the pregnancy and birth rates for young adult women aged 18 and 19 rose sharply. The rise in pregnancies and births in this age range is part of a much larger story: the collapse of marriage and explosive growth of out-of-wedlock births in lower income communities.
Between 1997 and 2007, the percentage of births outside of marriage rose from 32.4 percent to 39.7 percent of all births in the U.S. Very few of these non-marital births occurred to minor girls; most were to less-educated young adult women aged 18 to 26. Since non-married moms are less likely to postpone childbearing than those who patiently wait for marriage, it should be no surprise that the ongoing collapse of marriage in low-income communities would lead to a bump in the birth rate among 18- and 19-year-olds.
Heather Boonstra, Guttmacher Institute senior public policy associate in a blatant attempt to ensure no further funding would be available for abstinence programmes said, "After more than a decade of progress, this reversal is deeply troubling.
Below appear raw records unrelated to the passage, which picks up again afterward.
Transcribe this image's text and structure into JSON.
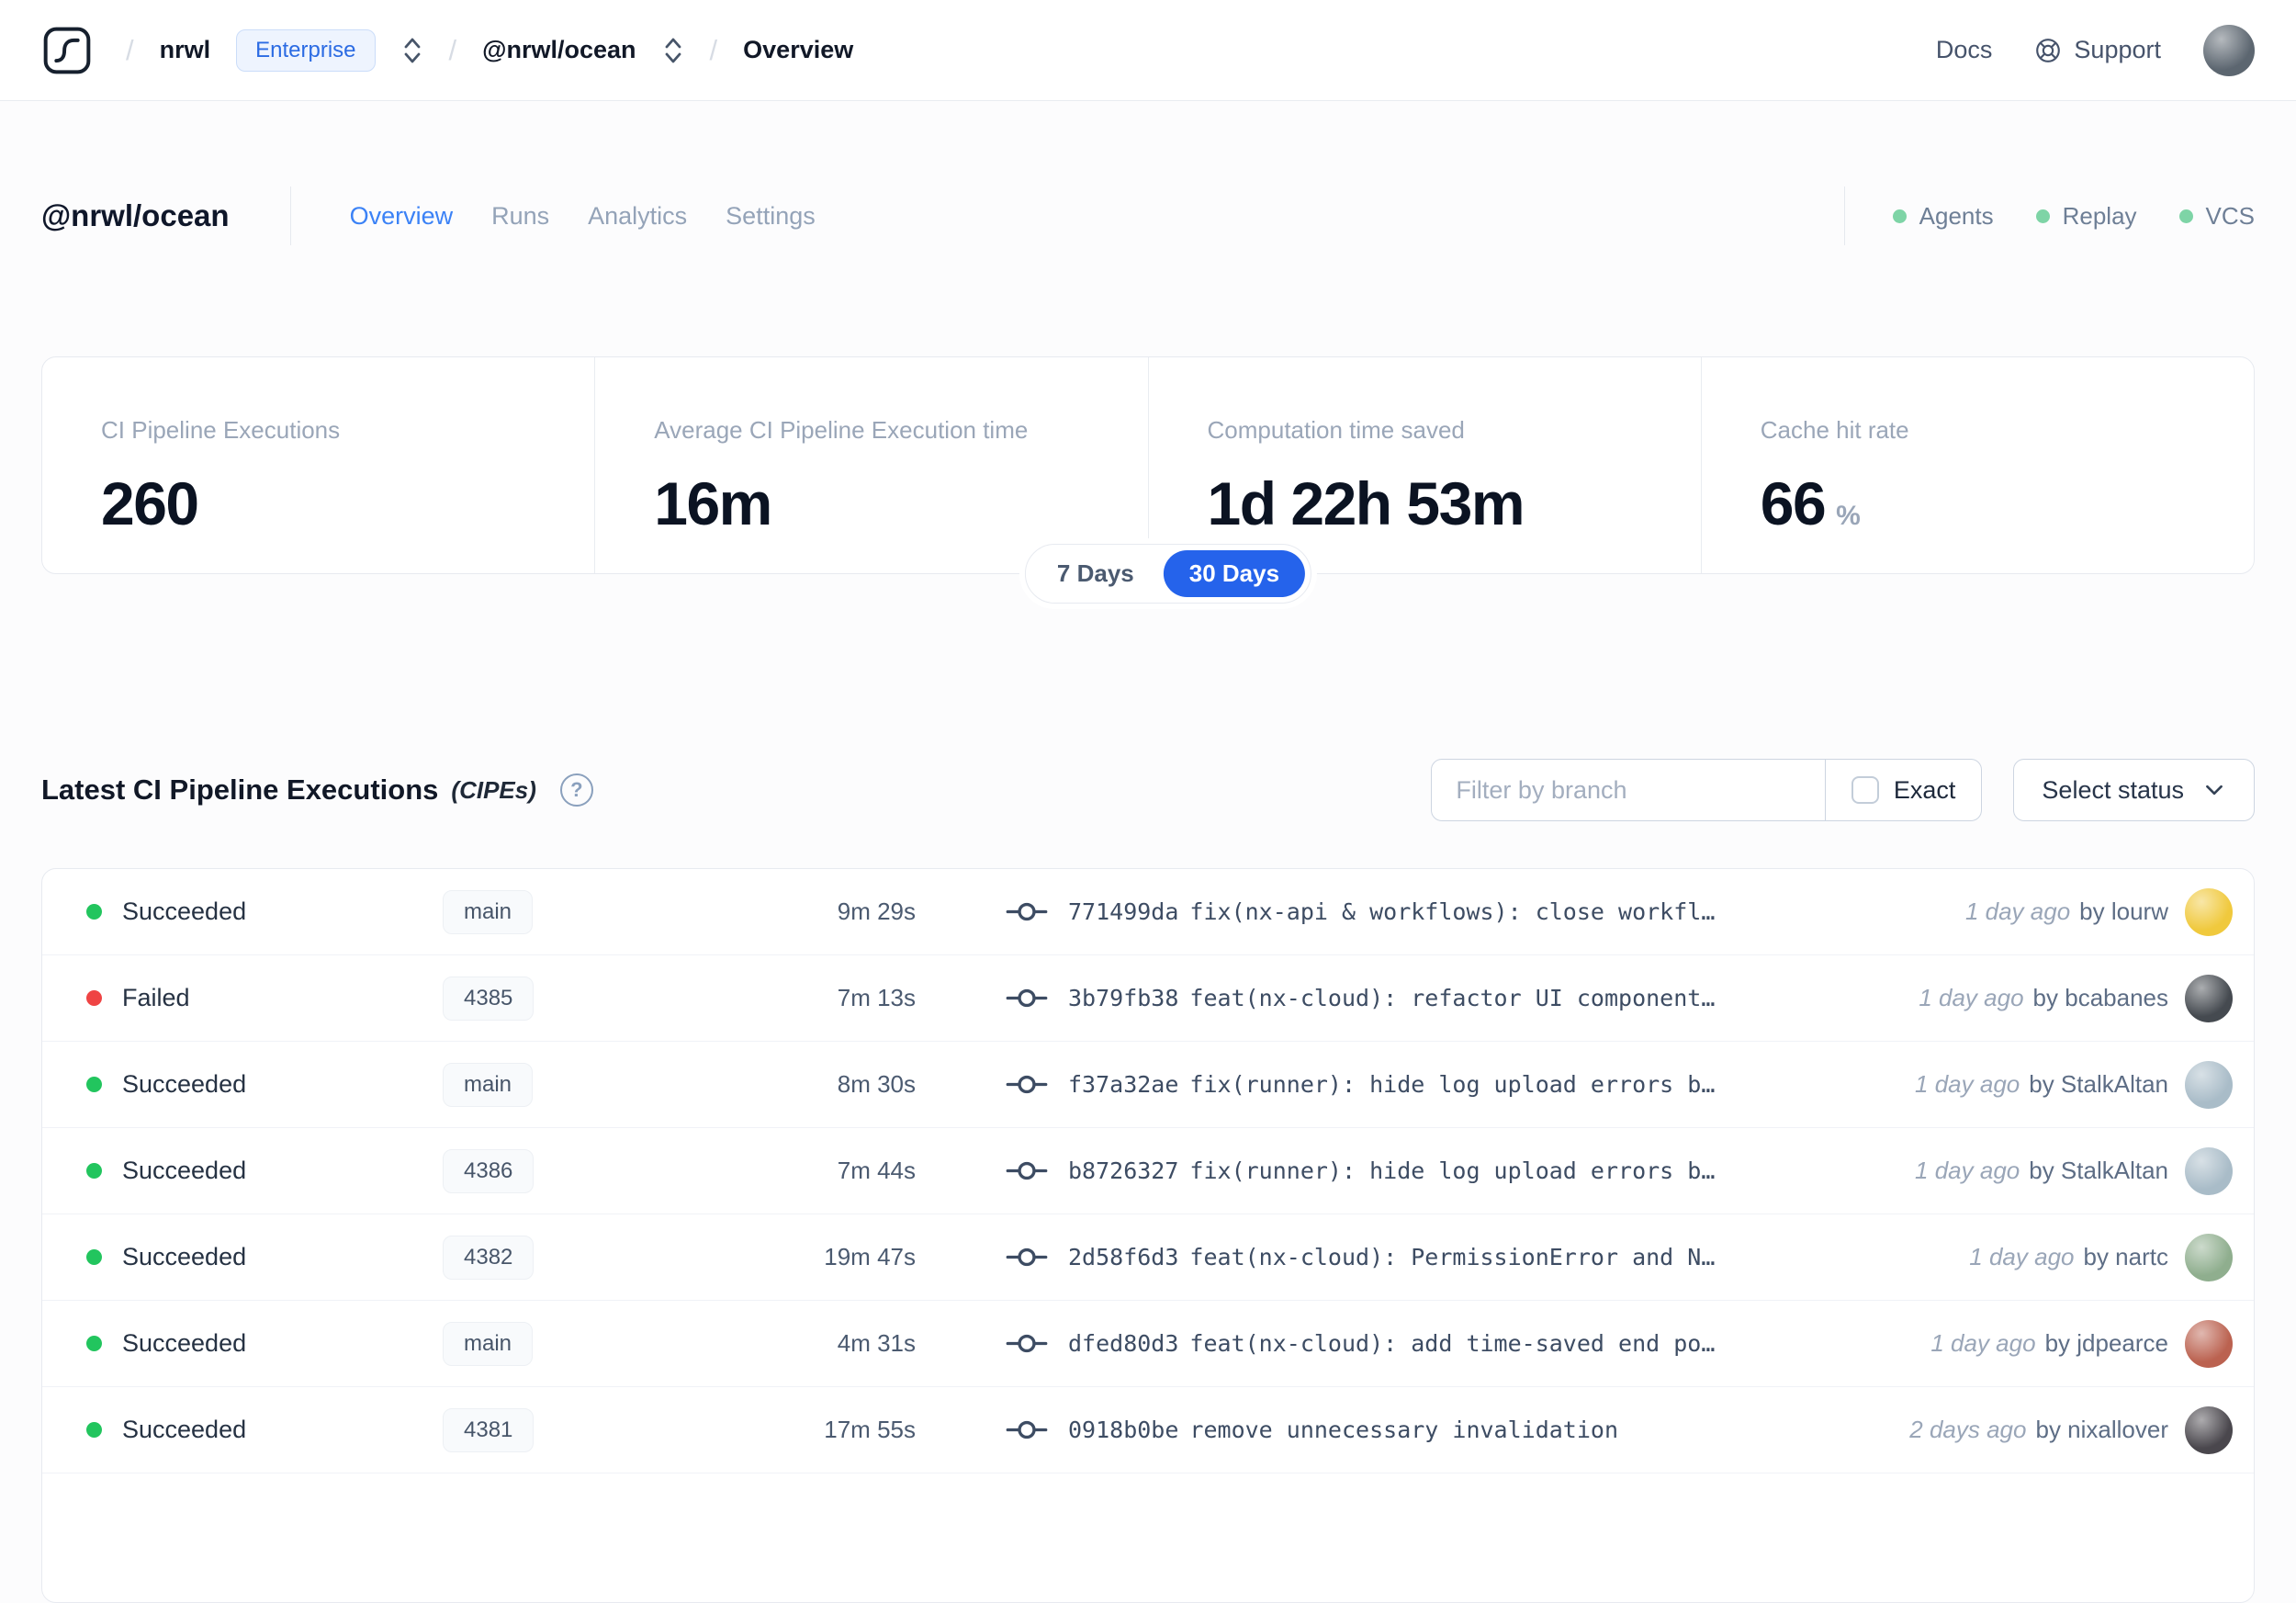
{
  "topnav": {
    "breadcrumb": {
      "separator": "/",
      "org": "nrwl",
      "org_badge": "Enterprise",
      "workspace": "@nrwl/ocean",
      "page": "Overview"
    },
    "docs_label": "Docs",
    "support_label": "Support",
    "user_avatar_color": "#5c6670"
  },
  "workspace_header": {
    "title": "@nrwl/ocean",
    "tabs": [
      {
        "label": "Overview",
        "active": true
      },
      {
        "label": "Runs",
        "active": false
      },
      {
        "label": "Analytics",
        "active": false
      },
      {
        "label": "Settings",
        "active": false
      }
    ],
    "features": [
      {
        "label": "Agents"
      },
      {
        "label": "Replay"
      },
      {
        "label": "VCS"
      }
    ],
    "feature_dot_color": "#7ed4a6"
  },
  "stats": {
    "cards": [
      {
        "label": "CI Pipeline Executions",
        "value": "260",
        "suffix": ""
      },
      {
        "label": "Average CI Pipeline Execution time",
        "value": "16m",
        "suffix": ""
      },
      {
        "label": "Computation time saved",
        "value": "1d 22h 53m",
        "suffix": ""
      },
      {
        "label": "Cache hit rate",
        "value": "66",
        "suffix": "%"
      }
    ],
    "range_options": [
      {
        "label": "7 Days",
        "active": false
      },
      {
        "label": "30 Days",
        "active": true,
        "color": "#2563eb"
      }
    ]
  },
  "cipes": {
    "title": "Latest CI Pipeline Executions",
    "title_note": "(CIPEs)",
    "help_glyph": "?",
    "filter_placeholder": "Filter by branch",
    "exact_label": "Exact",
    "exact_checked": false,
    "status_select_label": "Select status",
    "rows": [
      {
        "status": "Succeeded",
        "status_color": "#22c55e",
        "branch": "main",
        "duration": "9m 29s",
        "commit_hash": "771499da",
        "commit_message": "fix(nx-api & workflows): close workfl…",
        "time": "1 day ago",
        "author": "by lourw",
        "avatar_color": "#f0c93d"
      },
      {
        "status": "Failed",
        "status_color": "#ef4444",
        "branch": "4385",
        "duration": "7m 13s",
        "commit_hash": "3b79fb38",
        "commit_message": "feat(nx-cloud): refactor UI component…",
        "time": "1 day ago",
        "author": "by bcabanes",
        "avatar_color": "#454a50"
      },
      {
        "status": "Succeeded",
        "status_color": "#22c55e",
        "branch": "main",
        "duration": "8m 30s",
        "commit_hash": "f37a32ae",
        "commit_message": "fix(runner): hide log upload errors b…",
        "time": "1 day ago",
        "author": "by StalkAltan",
        "avatar_color": "#a9bcc8"
      },
      {
        "status": "Succeeded",
        "status_color": "#22c55e",
        "branch": "4386",
        "duration": "7m 44s",
        "commit_hash": "b8726327",
        "commit_message": "fix(runner): hide log upload errors b…",
        "time": "1 day ago",
        "author": "by StalkAltan",
        "avatar_color": "#a9bcc8"
      },
      {
        "status": "Succeeded",
        "status_color": "#22c55e",
        "branch": "4382",
        "duration": "19m 47s",
        "commit_hash": "2d58f6d3",
        "commit_message": "feat(nx-cloud): PermissionError and N…",
        "time": "1 day ago",
        "author": "by nartc",
        "avatar_color": "#8fae8e"
      },
      {
        "status": "Succeeded",
        "status_color": "#22c55e",
        "branch": "main",
        "duration": "4m 31s",
        "commit_hash": "dfed80d3",
        "commit_message": "feat(nx-cloud): add time-saved end po…",
        "time": "1 day ago",
        "author": "by jdpearce",
        "avatar_color": "#bb6250"
      },
      {
        "status": "Succeeded",
        "status_color": "#22c55e",
        "branch": "4381",
        "duration": "17m 55s",
        "commit_hash": "0918b0be",
        "commit_message": "remove unnecessary invalidation",
        "time": "2 days ago",
        "author": "by nixallover",
        "avatar_color": "#4a474d"
      }
    ]
  }
}
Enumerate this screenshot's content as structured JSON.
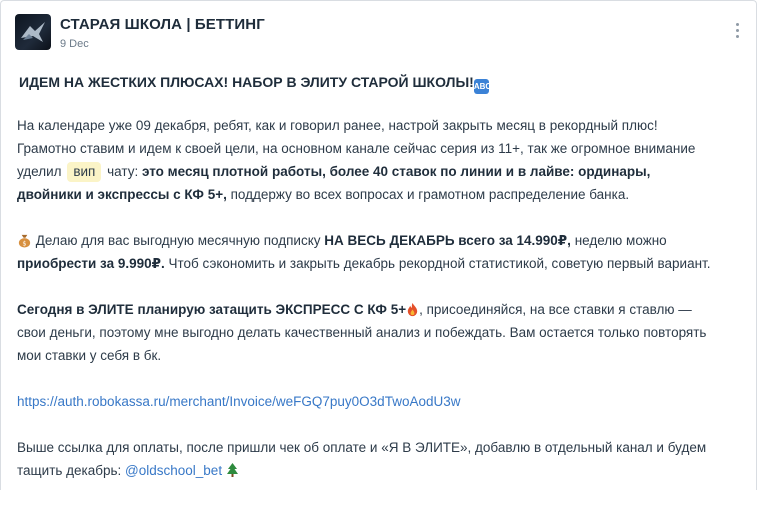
{
  "channel": {
    "name": "СТАРАЯ ШКОЛА | БЕТТИНГ",
    "date": "9 Dec"
  },
  "post": {
    "headline": "ИДЕМ НА ЖЕСТКИХ ПЛЮСАХ! НАБОР В ЭЛИТУ СТАРОЙ ШКОЛЫ!",
    "p1_text1": "На календаре уже 09 декабря, ребят, как и говорил ранее, настрой закрыть месяц в рекордный плюс! Грамотно ставим и идем к своей цели, на основном канале сейчас серия из 11+, так же огромное внимание уделил",
    "p1_tag": "вип",
    "p1_text2": "чату:",
    "p1_bold": "это месяц плотной работы, более 40 ставок по линии и в лайве: ординары, двойники и экспрессы с КФ 5+,",
    "p1_text3": "поддержу во всех вопросах и грамотном распределение банка.",
    "p2_text1": "Делаю для вас выгодную месячную подписку",
    "p2_bold1": "НА ВЕСЬ ДЕКАБРЬ всего за 14.990₽,",
    "p2_text2": "неделю можно",
    "p2_bold2": "приобрести за 9.990₽.",
    "p2_text3": "Чтоб сэкономить и закрыть декабрь рекордной статистикой, советую первый вариант.",
    "p3_bold": "Сегодня в ЭЛИТЕ планирую затащить ЭКСПРЕСС С КФ 5+",
    "p3_text": ", присоединяйся, на все ставки я ставлю — свои деньги, поэтому мне выгодно делать качественный анализ и побеждать. Вам остается только повторять мои ставки у себя в бк.",
    "payment_link": "https://auth.robokassa.ru/merchant/Invoice/weFGQ7puy0O3dTwoAodU3w",
    "p5_text": "Выше ссылка для оплаты, после пришли чек об оплате и «Я В ЭЛИТЕ», добавлю в отдельный канал и будем тащить декабрь:",
    "mention": "@oldschool_bet"
  },
  "icons": {
    "headline_emoji": "abcd-emoji-icon",
    "money": "moneybag-emoji-icon",
    "fire": "fire-emoji-icon",
    "tree": "christmas-tree-emoji-icon",
    "menu": "more-vertical-icon"
  },
  "colors": {
    "link": "#3878c7",
    "tag_background": "#fbf4c7"
  }
}
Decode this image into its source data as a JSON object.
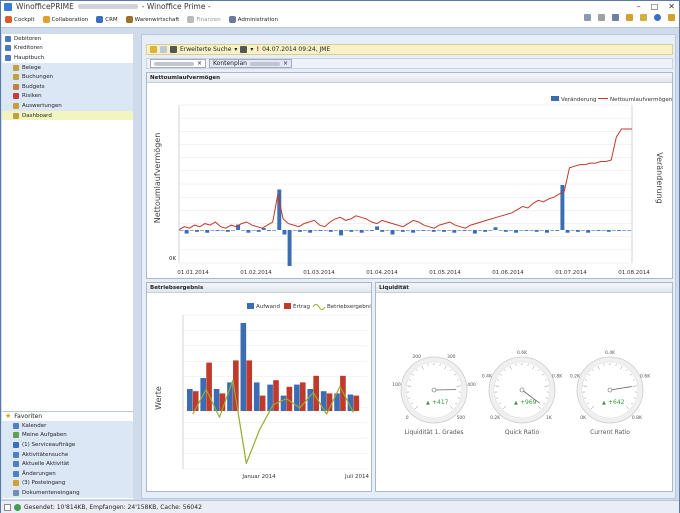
{
  "window": {
    "title_app": "WinofficePRIME",
    "title_suffix": "- Winoffice Prime -"
  },
  "menu": [
    {
      "label": "Cockpit",
      "color": "#e05a2a",
      "disabled": false
    },
    {
      "label": "Collaboration",
      "color": "#e0a02a",
      "disabled": false
    },
    {
      "label": "CRM",
      "color": "#3a6fc0",
      "disabled": false
    },
    {
      "label": "Warenwirtschaft",
      "color": "#a0702a",
      "disabled": false
    },
    {
      "label": "Finanzen",
      "color": "#bbbbbb",
      "disabled": true
    },
    {
      "label": "Administration",
      "color": "#6a7aa0",
      "disabled": false
    }
  ],
  "sidebar": {
    "items": [
      {
        "label": "Debitoren",
        "sub": false,
        "sel": false,
        "color": "#4a7ac0"
      },
      {
        "label": "Kreditoren",
        "sub": false,
        "sel": false,
        "color": "#4a7ac0"
      },
      {
        "label": "Hauptbuch",
        "sub": false,
        "sel": false,
        "color": "#4a7ac0"
      },
      {
        "label": "Belege",
        "sub": true,
        "sel": false,
        "color": "#c0a040"
      },
      {
        "label": "Buchungen",
        "sub": true,
        "sel": false,
        "color": "#c0a040"
      },
      {
        "label": "Budgets",
        "sub": true,
        "sel": false,
        "color": "#c08040"
      },
      {
        "label": "Risiken",
        "sub": true,
        "sel": false,
        "color": "#c04040"
      },
      {
        "label": "Auswertungen",
        "sub": true,
        "sel": false,
        "color": "#c0a040"
      },
      {
        "label": "Dashboard",
        "sub": true,
        "sel": true,
        "color": "#c0a040"
      }
    ],
    "favorites_title": "Favoriten",
    "favorites": [
      "Kalender",
      "Meine Aufgaben",
      "(1) Serviceaufträge",
      "Aktivitätensuche",
      "Aktuelle Aktivität",
      "Änderungen",
      "(3) Posteingang",
      "Dokumenteneingang"
    ]
  },
  "toolbar": {
    "search_label": "Erweiterte Suche",
    "stamp": "04.07.2014 09:24, JME"
  },
  "tabs": {
    "tab2": "Kontenplan"
  },
  "panels": {
    "top_title": "Nettoumlaufvermögen",
    "left_title": "Betriebsergebnis",
    "right_title": "Liquidität"
  },
  "status": {
    "text": "Gesendet: 10'814KB, Empfangen: 24'158KB, Cache: 56042"
  },
  "chart_data": [
    {
      "type": "bar+line",
      "title": "Nettoumlaufvermögen",
      "ylabel": "Nettoumlaufvermögen",
      "y2label": "Veränderung",
      "ytick_label": "0K",
      "legend": [
        "Veränderung",
        "Nettoumlaufvermögen"
      ],
      "legend_position": "top-right",
      "x_labels": [
        "01.01.2014",
        "01.02.2014",
        "01.03.2014",
        "01.04.2014",
        "01.05.2014",
        "01.06.2014",
        "01.07.2014",
        "01.08.2014"
      ],
      "colors": {
        "bar": "#3b6db5",
        "line": "#c0392b"
      },
      "line_values": [
        55,
        57,
        56,
        58,
        57,
        59,
        58,
        60,
        57,
        56,
        58,
        57,
        59,
        60,
        58,
        57,
        56,
        58,
        60,
        78,
        62,
        59,
        58,
        57,
        59,
        60,
        61,
        58,
        57,
        60,
        62,
        63,
        61,
        62,
        64,
        63,
        62,
        60,
        59,
        61,
        60,
        59,
        58,
        57,
        59,
        61,
        60,
        58,
        57,
        56,
        58,
        59,
        60,
        58,
        57,
        56,
        58,
        59,
        60,
        61,
        62,
        63,
        64,
        65,
        66,
        68,
        70,
        69,
        72,
        74,
        73,
        75,
        76,
        78,
        80,
        95,
        96,
        97,
        97,
        98,
        98,
        99,
        99,
        100,
        115,
        120,
        120,
        120
      ],
      "bar_values": [
        0,
        -4,
        0,
        -2,
        0,
        -3,
        0,
        -1,
        0,
        -2,
        0,
        6,
        0,
        -3,
        0,
        -2,
        2,
        -1,
        0,
        45,
        -5,
        -40,
        0,
        -2,
        0,
        -3,
        0,
        -1,
        0,
        -2,
        0,
        -6,
        0,
        -2,
        0,
        -3,
        0,
        -1,
        4,
        -2,
        0,
        -5,
        0,
        -2,
        0,
        -3,
        0,
        -1,
        0,
        -2,
        0,
        -2,
        0,
        -3,
        0,
        -1,
        0,
        -4,
        0,
        -2,
        0,
        3,
        0,
        -2,
        0,
        -3,
        0,
        -1,
        0,
        -2,
        0,
        -3,
        0,
        -1,
        50,
        -3,
        0,
        -2,
        0,
        -3,
        0,
        -1,
        0,
        -2,
        0,
        -1,
        0,
        0
      ]
    },
    {
      "type": "bar+line",
      "title": "Betriebsergebnis",
      "ylabel": "Werte",
      "legend": [
        "Aufwand",
        "Ertrag",
        "Betriebsergebnis"
      ],
      "legend_position": "top-right",
      "x_labels": [
        "Januar 2014",
        "Juli 2014"
      ],
      "colors": {
        "aufwand": "#3b6db5",
        "ertrag": "#c0392b",
        "ergebnis": "#9aaa30"
      },
      "series": [
        {
          "name": "Aufwand",
          "values": [
            20,
            30,
            20,
            26,
            80,
            26,
            24,
            14,
            24,
            20,
            18,
            16,
            15
          ]
        },
        {
          "name": "Ertrag",
          "values": [
            18,
            44,
            16,
            46,
            46,
            14,
            28,
            22,
            26,
            32,
            16,
            32,
            14
          ]
        },
        {
          "name": "Betriebsergebnis",
          "values": [
            -2,
            14,
            -4,
            20,
            -34,
            -12,
            4,
            8,
            2,
            12,
            -2,
            16,
            -1
          ]
        }
      ]
    },
    {
      "type": "gauge",
      "title": "Liquidität",
      "gauges": [
        {
          "name": "Liquidität 1. Grades",
          "value_label": "+417",
          "ticks": [
            "0",
            "100",
            "200",
            "300",
            "400",
            "500"
          ],
          "pointer": 0.83
        },
        {
          "name": "Quick Ratio",
          "value_label": "+969",
          "ticks": [
            "0.2K",
            "0.4K",
            "0.6K",
            "0.8K",
            "1K"
          ],
          "pointer": 0.97
        },
        {
          "name": "Current Ratio",
          "value_label": "+642",
          "ticks": [
            "0K",
            "0.2K",
            "0.4K",
            "0.6K",
            "0.8K"
          ],
          "pointer": 0.8
        }
      ]
    }
  ]
}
It coincides with an increase in rigid abstinence-only-until-marriage programs, which received major funding boosts under the Bush administration. A strong body of research shows that these programs do not work.
However, the American Life League says that while (planned parenthood and the Guttmacher Institute) the abortion provider seeks to portray the unsettling statistics as an indictment against the Bush administration's abstinence policy, the timeline points to a different culprit – Planned Parenthood.
"This is not rocket science," American Life League Vice President Jim Sedlak said.
"When you don't tell kids to remain abstinent, they have more sex and more of them get pregnant. Pregnancy rates go down when kids don't have sex."
American Life League pointed to the following trends as evidence that Planned Parenthood's sex-ed programs are to blame:
• Prior to 1990, teen pregnancy rates were increasing just about every year as Planned Parenthood's sex-ed programs dominated public and even private school sex-education courses.
• In the early 1990s, it became popular to teach the abstinence message to teens and preteens. Teen pregnancy rates began to fall. The Guttmacher Institute claims the decline was the result of more use of contraceptives among sexually active teens.
• By 1995, the federal government was funding an abstinence-only message while pregnancy rates continued to fall.
• By 2000, Planned Parenthood began lobbying the various states to refuse abstinence money and reduce abstinence programs and, predictably, in 2006, the teen pregnancy rate increased for the first time in 15 years.
• Today, partnering with President Obama, Planned Parenthood lobbying has succeeded in virtually cutting off abstinence-only funds.